AVAILABLE DATA:
========================

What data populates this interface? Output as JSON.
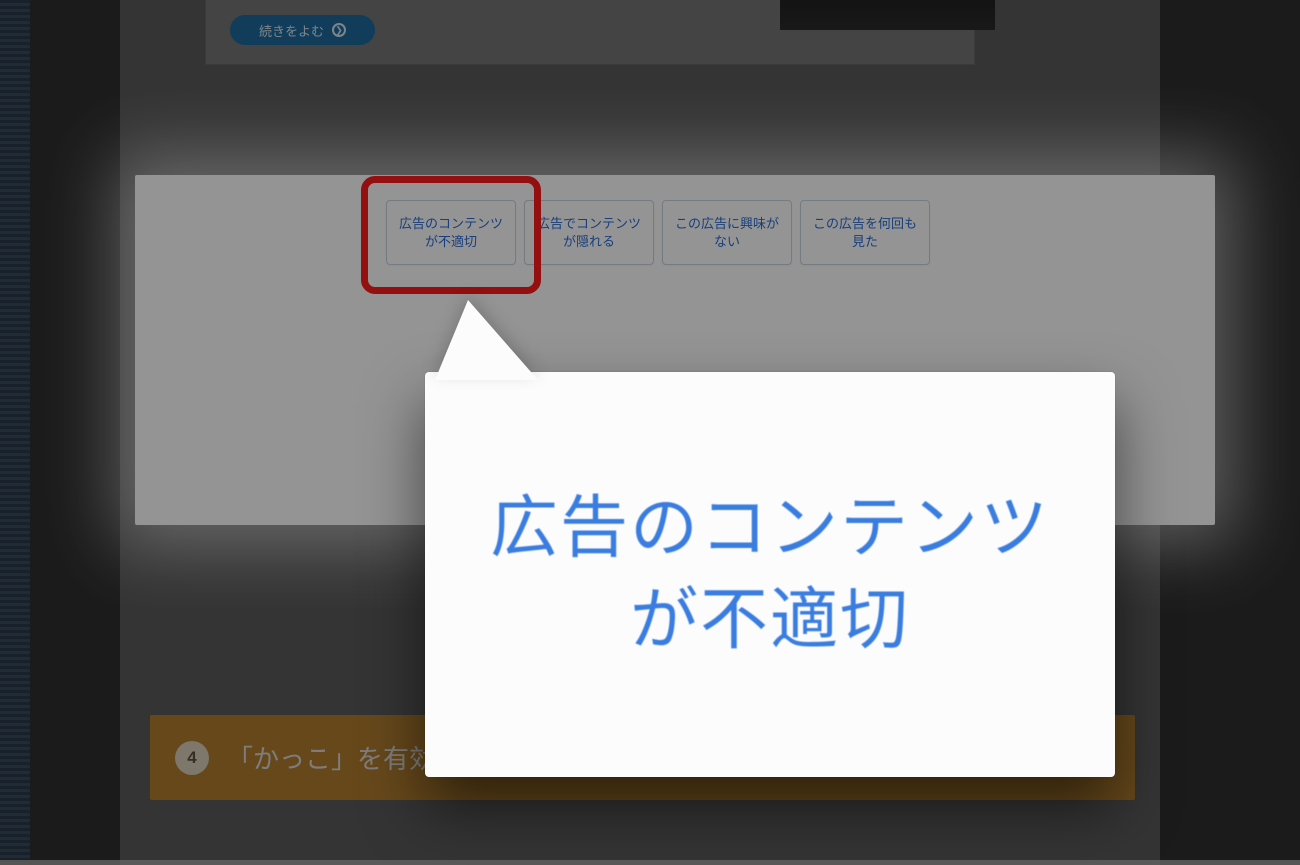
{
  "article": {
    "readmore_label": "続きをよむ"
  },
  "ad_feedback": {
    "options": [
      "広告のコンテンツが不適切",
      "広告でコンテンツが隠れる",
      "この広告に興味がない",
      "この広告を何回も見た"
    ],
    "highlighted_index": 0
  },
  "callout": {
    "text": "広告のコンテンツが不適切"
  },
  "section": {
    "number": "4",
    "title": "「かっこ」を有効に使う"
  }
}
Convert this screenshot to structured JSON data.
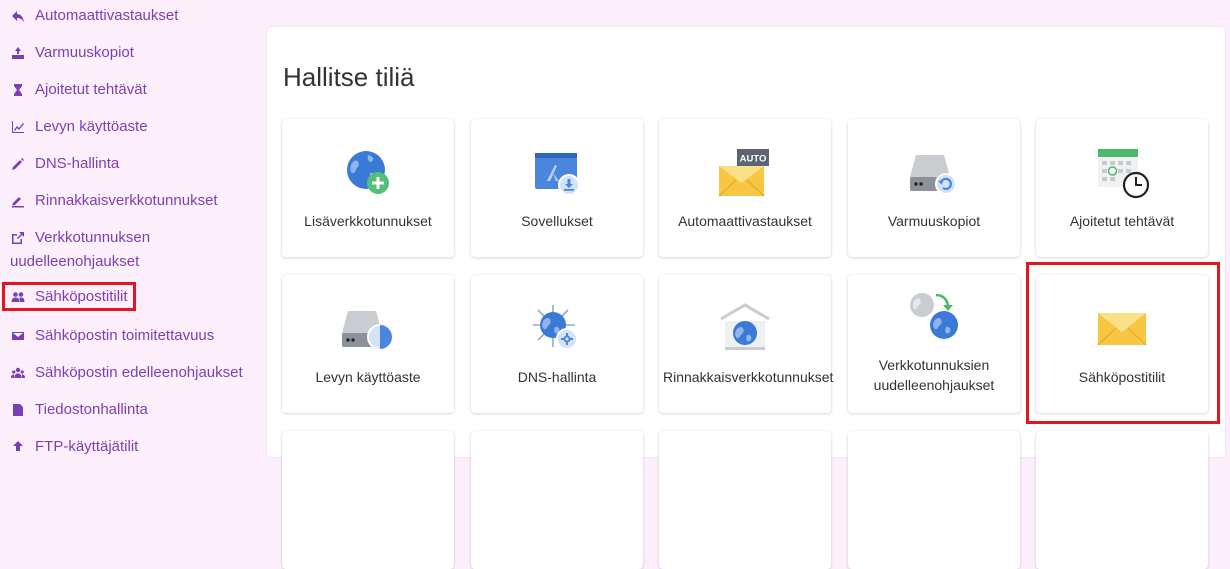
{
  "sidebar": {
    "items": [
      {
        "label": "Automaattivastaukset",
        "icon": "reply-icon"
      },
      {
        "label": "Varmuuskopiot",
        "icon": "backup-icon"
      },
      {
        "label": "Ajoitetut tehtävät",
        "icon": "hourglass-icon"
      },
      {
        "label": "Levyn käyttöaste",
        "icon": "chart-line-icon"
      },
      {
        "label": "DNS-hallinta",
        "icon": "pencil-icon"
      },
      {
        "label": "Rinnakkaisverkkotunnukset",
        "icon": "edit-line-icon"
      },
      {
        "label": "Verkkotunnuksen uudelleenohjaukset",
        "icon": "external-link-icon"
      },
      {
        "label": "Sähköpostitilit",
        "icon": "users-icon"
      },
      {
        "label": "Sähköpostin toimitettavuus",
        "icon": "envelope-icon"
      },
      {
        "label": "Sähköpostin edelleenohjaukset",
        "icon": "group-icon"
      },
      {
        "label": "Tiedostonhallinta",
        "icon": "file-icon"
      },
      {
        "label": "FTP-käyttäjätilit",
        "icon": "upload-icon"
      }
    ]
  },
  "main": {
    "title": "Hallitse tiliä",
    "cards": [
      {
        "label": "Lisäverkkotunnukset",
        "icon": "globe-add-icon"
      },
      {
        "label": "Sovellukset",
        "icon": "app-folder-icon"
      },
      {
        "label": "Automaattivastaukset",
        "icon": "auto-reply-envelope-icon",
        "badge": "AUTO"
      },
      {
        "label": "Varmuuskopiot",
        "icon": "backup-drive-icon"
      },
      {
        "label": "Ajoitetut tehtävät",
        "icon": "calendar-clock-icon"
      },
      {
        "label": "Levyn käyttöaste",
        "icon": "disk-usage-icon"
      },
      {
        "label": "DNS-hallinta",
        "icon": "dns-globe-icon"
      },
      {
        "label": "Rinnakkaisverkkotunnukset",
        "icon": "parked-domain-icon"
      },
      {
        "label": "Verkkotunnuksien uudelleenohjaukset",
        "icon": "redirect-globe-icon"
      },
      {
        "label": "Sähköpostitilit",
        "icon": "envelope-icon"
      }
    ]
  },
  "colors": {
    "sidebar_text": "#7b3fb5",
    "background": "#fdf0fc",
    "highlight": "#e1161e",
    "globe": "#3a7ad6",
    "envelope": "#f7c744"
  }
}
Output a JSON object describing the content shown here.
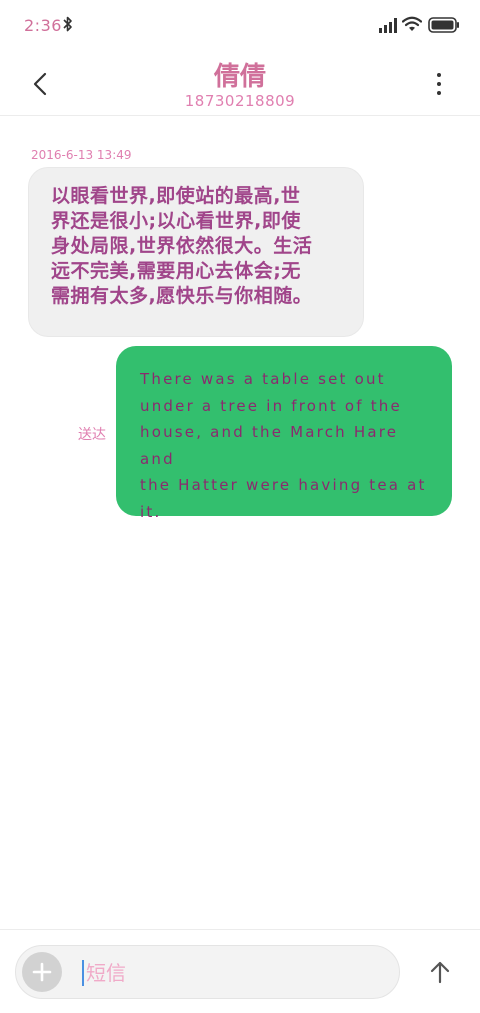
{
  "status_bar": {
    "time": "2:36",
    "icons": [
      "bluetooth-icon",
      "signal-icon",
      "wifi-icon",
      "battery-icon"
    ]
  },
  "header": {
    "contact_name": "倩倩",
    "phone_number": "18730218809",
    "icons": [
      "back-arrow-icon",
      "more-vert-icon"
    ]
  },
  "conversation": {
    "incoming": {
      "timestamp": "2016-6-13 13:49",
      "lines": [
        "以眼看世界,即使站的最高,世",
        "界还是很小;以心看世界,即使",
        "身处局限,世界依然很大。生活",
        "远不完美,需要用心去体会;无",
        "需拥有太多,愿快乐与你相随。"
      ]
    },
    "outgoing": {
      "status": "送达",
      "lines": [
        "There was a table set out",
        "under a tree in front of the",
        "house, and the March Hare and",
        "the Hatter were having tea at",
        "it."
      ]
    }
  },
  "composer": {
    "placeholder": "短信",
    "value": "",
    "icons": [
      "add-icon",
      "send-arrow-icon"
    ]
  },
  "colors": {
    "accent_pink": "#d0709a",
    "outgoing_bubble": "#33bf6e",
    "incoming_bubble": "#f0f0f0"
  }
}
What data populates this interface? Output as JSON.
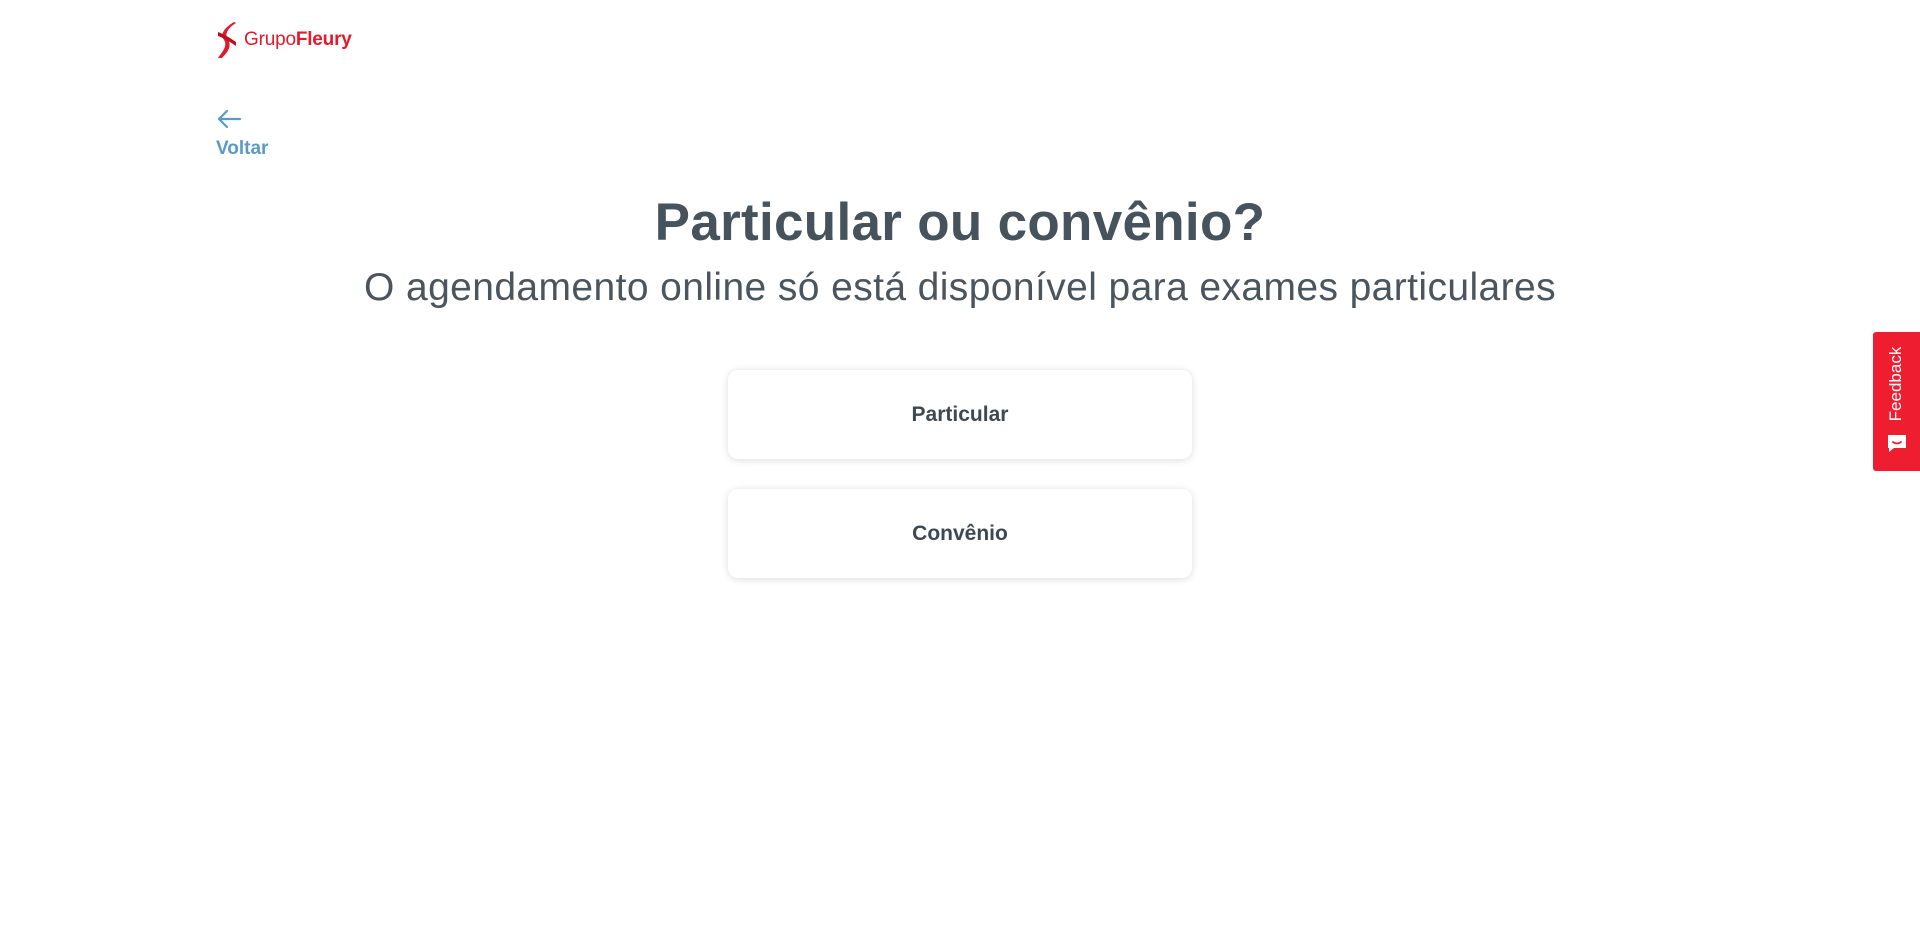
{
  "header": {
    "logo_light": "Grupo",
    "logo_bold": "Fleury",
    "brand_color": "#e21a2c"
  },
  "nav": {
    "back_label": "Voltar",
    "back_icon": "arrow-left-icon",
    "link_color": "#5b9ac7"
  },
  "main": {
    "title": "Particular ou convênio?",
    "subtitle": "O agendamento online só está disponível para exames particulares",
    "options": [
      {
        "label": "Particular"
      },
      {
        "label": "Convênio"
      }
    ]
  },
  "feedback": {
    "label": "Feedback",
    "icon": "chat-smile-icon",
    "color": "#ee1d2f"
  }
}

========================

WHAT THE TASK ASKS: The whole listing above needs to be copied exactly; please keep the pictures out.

ANSWER TO THE PROBLEM:
What data populates this interface? Output as JSON.
{
  "article": {
    "readmore_label": "続きをよむ"
  },
  "ad_feedback": {
    "options": [
      "広告のコンテンツが不適切",
      "広告でコンテンツが隠れる",
      "この広告に興味がない",
      "この広告を何回も見た"
    ],
    "highlighted_index": 0
  },
  "callout": {
    "text": "広告のコンテンツが不適切"
  },
  "section": {
    "number": "4",
    "title": "「かっこ」を有効に使う"
  }
}
Convert this screenshot to structured JSON data.
{
  "sidebar": {
    "items": [
      {
        "label": "Automaattivastaukset",
        "icon": "reply-icon"
      },
      {
        "label": "Varmuuskopiot",
        "icon": "backup-icon"
      },
      {
        "label": "Ajoitetut tehtävät",
        "icon": "hourglass-icon"
      },
      {
        "label": "Levyn käyttöaste",
        "icon": "chart-line-icon"
      },
      {
        "label": "DNS-hallinta",
        "icon": "pencil-icon"
      },
      {
        "label": "Rinnakkaisverkkotunnukset",
        "icon": "edit-line-icon"
      },
      {
        "label": "Verkkotunnuksen uudelleenohjaukset",
        "icon": "external-link-icon"
      },
      {
        "label": "Sähköpostitilit",
        "icon": "users-icon"
      },
      {
        "label": "Sähköpostin toimitettavuus",
        "icon": "envelope-icon"
      },
      {
        "label": "Sähköpostin edelleenohjaukset",
        "icon": "group-icon"
      },
      {
        "label": "Tiedostonhallinta",
        "icon": "file-icon"
      },
      {
        "label": "FTP-käyttäjätilit",
        "icon": "upload-icon"
      }
    ]
  },
  "main": {
    "title": "Hallitse tiliä",
    "cards": [
      {
        "label": "Lisäverkkotunnukset",
        "icon": "globe-add-icon"
      },
      {
        "label": "Sovellukset",
        "icon": "app-folder-icon"
      },
      {
        "label": "Automaattivastaukset",
        "icon": "auto-reply-envelope-icon",
        "badge": "AUTO"
      },
      {
        "label": "Varmuuskopiot",
        "icon": "backup-drive-icon"
      },
      {
        "label": "Ajoitetut tehtävät",
        "icon": "calendar-clock-icon"
      },
      {
        "label": "Levyn käyttöaste",
        "icon": "disk-usage-icon"
      },
      {
        "label": "DNS-hallinta",
        "icon": "dns-globe-icon"
      },
      {
        "label": "Rinnakkaisverkkotunnukset",
        "icon": "parked-domain-icon"
      },
      {
        "label": "Verkkotunnuksien uudelleenohjaukset",
        "icon": "redirect-globe-icon"
      },
      {
        "label": "Sähköpostitilit",
        "icon": "envelope-icon"
      }
    ]
  },
  "colors": {
    "sidebar_text": "#7b3fb5",
    "background": "#fdf0fc",
    "highlight": "#e1161e",
    "globe": "#3a7ad6",
    "envelope": "#f7c744"
  }
}
Output a JSON object describing the content shown here.
{
  "status_bar": {
    "time": "2:36",
    "icons": [
      "bluetooth-icon",
      "signal-icon",
      "wifi-icon",
      "battery-icon"
    ]
  },
  "header": {
    "contact_name": "倩倩",
    "phone_number": "18730218809",
    "icons": [
      "back-arrow-icon",
      "more-vert-icon"
    ]
  },
  "conversation": {
    "incoming": {
      "timestamp": "2016-6-13 13:49",
      "lines": [
        "以眼看世界,即使站的最高,世",
        "界还是很小;以心看世界,即使",
        "身处局限,世界依然很大。生活",
        "远不完美,需要用心去体会;无",
        "需拥有太多,愿快乐与你相随。"
      ]
    },
    "outgoing": {
      "status": "送达",
      "lines": [
        "There was a table set out",
        "under a tree in front of the",
        "house, and the March Hare and",
        "the Hatter were having tea at",
        "it."
      ]
    }
  },
  "composer": {
    "placeholder": "短信",
    "value": "",
    "icons": [
      "add-icon",
      "send-arrow-icon"
    ]
  },
  "colors": {
    "accent_pink": "#d0709a",
    "outgoing_bubble": "#33bf6e",
    "incoming_bubble": "#f0f0f0"
  }
}
What data populates this interface? Output as JSON.
{
  "header": {
    "logo_light": "Grupo",
    "logo_bold": "Fleury",
    "brand_color": "#e21a2c"
  },
  "nav": {
    "back_label": "Voltar",
    "back_icon": "arrow-left-icon",
    "link_color": "#5b9ac7"
  },
  "main": {
    "title": "Particular ou convênio?",
    "subtitle": "O agendamento online só está disponível para exames particulares",
    "options": [
      {
        "label": "Particular"
      },
      {
        "label": "Convênio"
      }
    ]
  },
  "feedback": {
    "label": "Feedback",
    "icon": "chat-smile-icon",
    "color": "#ee1d2f"
  }
}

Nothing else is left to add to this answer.